Sit back and observe your children with open-minded wonder as they show you who they are through constant evolution. Encourage them to follow their passions and build on their strengths. Ensure the language you use around your children is based on that instead of a polarizing characterization of each sibling only in the context of a comparison to their brother or sister. Use language that conveys the temporary or self-driven nature of behavioral characteristics: “Man, you are running around like a Tasmanian devil today! You must have a lot of extra energy right now! What would you like to do with that energy? You could use it for some pretty awesome things,” versus, “Man, you are the hyper one! You are always so wild. Look how your sister is sitting quietly.”
One of the worst things you can do to a sibling relationship is encourage competition between siblings. Parents often complain about sibling rivalry while simultaneously encouraging that negatively based competition through their comparisons. “Look at how your brother is behaving right now. That is how I want you to behave.” If your family enjoys healthy competition, be sure to compete in a variety of activities that bring out each child’s strengths. If one child excels at skateboarding and another has a killer vocabulary, hit the skate park and play a game of Scrabble. Teach your children to encourage and support each other, cheering each other on and consoling each other. Balance individual triumph with cooperative group success. There doesn’t always have to be a winner and a loser. Go kayaking or put on a family play. “How can we all succeed together?”
“I’m noticing there are cars zooming quickly down this street.
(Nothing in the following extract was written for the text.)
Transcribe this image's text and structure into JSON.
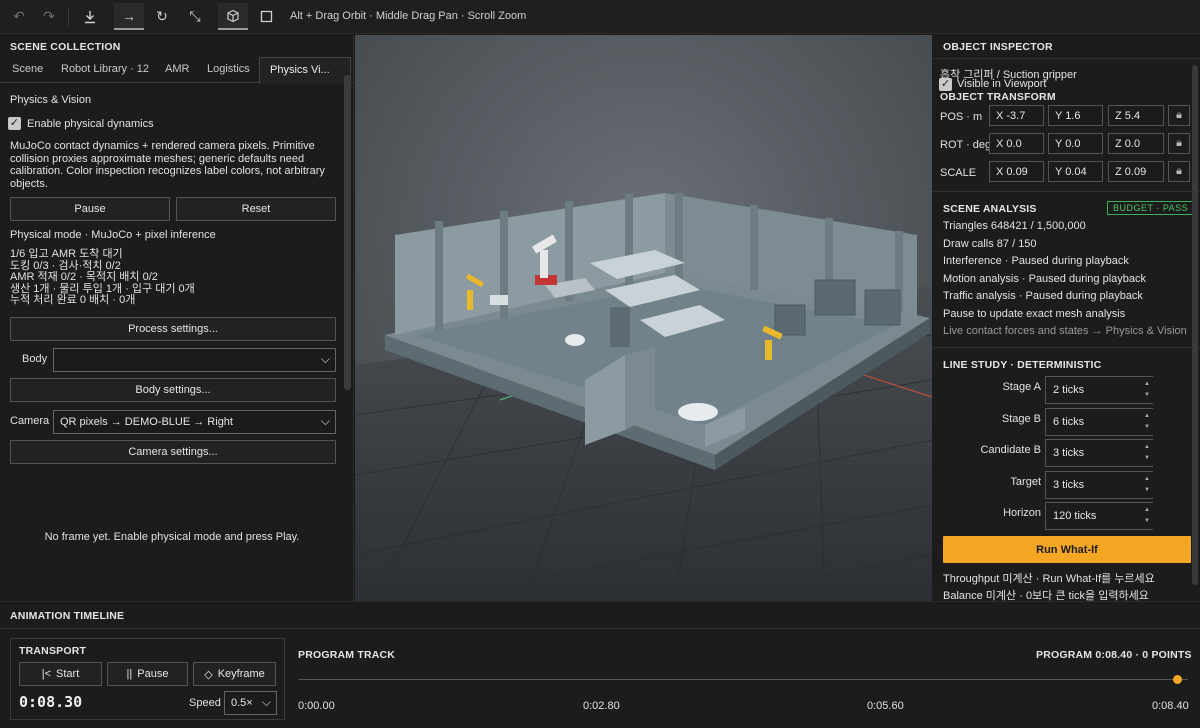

When you play wildly so close to the road I feel nervous because I’m afraid you will fall into the street. I’m wondering how we can all still play wildly without being in danger. Ah yes, let’s play by the trees.”
The language of your approach positions you in your relationship at every interaction. Adversarial language with top-down power and exaggerated labels distance and set you up for failure. But the mainstream template of control isn’t the only way. There is a path of mutual respect and compassion, and mindful positioning language is the way there.